At SELC, we are dedicated to creating more just and resilient local economies. And increasingly, we are exploring what a more just and resilient practice of law might look like.
A critical insight from the wider resilience movement is that we live in a world in transition. Institutions and ways of thinking that developed in the Industrial Age – including the institution and process of legal education – are no longer capable of adequately responding to our emerging set of social, economic, and ecological crises. I am hoping to undertake the legal apprenticeship to learn the knowledge and tools needed to serve the emerging legal needs of the resilience movement – and also to explore how a different approach to learning the law might change how law is practiced and understood.
Until very recently, I had never considered becoming a lawyer. But through my work at SELC, I have become increasingly aware of the power of the law as a lever for social change – both through the top-down legislative process and through the bottom-up process of supporting communities, building relationships, and democratizing access to legal knowledge and services.
However, as someone committed to building community resilience and economic justice, I have asked myself: can I serve as a lawyer without in some ways reproducing the same rigid system that maintains injustice and inequality in the first place?
I’ve had access to nearly every form of privilege one can have in this society. But if I can help create space for others to access the privilege of legal knowledge and expertise by modeling the apprenticeship journey, creating systems of support and resources along the way, perhaps that is a step towards a more just and resilient legal community.
If our legal system evolves through case law, imagine what that system might look like if those arguing new cases, advocating for clients, and pushing the law forward actually embodied the diversity and pluralism of our society? What if lawyers shared the same cultural traditions and experiences as the people they worked for? What if the process of learning the law directly benefited the communities where aspiring attorneys live and learn? What if lawyering was practiced in the context of mutual aid rather than market exchange or social services (which both impute a certain need in the client and thus a form of deficiency)?

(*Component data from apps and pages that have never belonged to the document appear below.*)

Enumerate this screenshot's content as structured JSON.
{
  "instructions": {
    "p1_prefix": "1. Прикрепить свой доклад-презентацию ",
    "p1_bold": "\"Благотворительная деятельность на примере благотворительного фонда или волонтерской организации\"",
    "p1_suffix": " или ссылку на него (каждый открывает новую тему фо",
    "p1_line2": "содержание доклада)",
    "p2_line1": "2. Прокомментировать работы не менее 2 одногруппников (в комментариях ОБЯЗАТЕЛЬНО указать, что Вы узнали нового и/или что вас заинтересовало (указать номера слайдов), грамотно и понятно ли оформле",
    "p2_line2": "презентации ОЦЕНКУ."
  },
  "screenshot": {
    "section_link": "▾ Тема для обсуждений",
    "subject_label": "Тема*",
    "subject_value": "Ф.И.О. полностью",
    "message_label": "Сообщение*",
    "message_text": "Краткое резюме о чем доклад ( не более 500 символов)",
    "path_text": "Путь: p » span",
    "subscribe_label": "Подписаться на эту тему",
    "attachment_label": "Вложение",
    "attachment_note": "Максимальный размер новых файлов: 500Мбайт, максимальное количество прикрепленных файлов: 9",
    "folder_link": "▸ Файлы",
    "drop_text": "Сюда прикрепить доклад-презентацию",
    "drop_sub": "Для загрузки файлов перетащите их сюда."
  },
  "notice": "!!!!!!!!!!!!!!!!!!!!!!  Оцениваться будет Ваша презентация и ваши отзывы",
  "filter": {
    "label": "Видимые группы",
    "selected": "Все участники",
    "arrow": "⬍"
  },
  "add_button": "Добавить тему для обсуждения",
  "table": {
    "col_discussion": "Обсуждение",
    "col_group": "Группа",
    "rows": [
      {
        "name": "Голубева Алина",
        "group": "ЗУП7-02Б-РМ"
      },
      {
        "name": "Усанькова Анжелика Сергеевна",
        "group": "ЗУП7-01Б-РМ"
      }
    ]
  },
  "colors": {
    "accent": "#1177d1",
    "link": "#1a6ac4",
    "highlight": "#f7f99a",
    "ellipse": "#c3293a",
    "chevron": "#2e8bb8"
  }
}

The path of the apprentice may offer more compelling social benefits than simply producing another lawyer. It may be an end in itself if it is contributing to a movement that democratizes and pluralizes the practice of law, and thus helps the legal system itself adapt to the rapidly changing needs and demographics of our society.
Here are some reasons why I am committed to the apprenticeship path:
- The experiential approach to learning has more practical, immediate, and intrinsic value than traditional forms of abstract legal education,
- It has the potential to empower people from different backgrounds with the tools and knowledge needed to change one of the most fundamental – and potentially pliable – institutions underlying our society,
- It offers me an opportunity to both model and create support systems for future and current apprentices, and
- In the process of learning the law in this way, I have an opportunity to use my privilege to open new pathways for others to realize their own visions of social and economic justice.
The apprentice movement is experiencing a resurgence in a wide variety of fields across the world precisely because it offers a more adaptive, integrated approach to learning in a changing world. At SELC’s recent apprenticeship conversation – part of our ongoing series of teach-ins and conversations at the Resilient Communities Legal Cafe – a practicing attorney and professor noted that traditional legal education “re-structures your brain.”
If that’s so, maybe it’s time to re-structure the brains of aspiring and practicing attorneys alike to better reflect our dynamically changing world.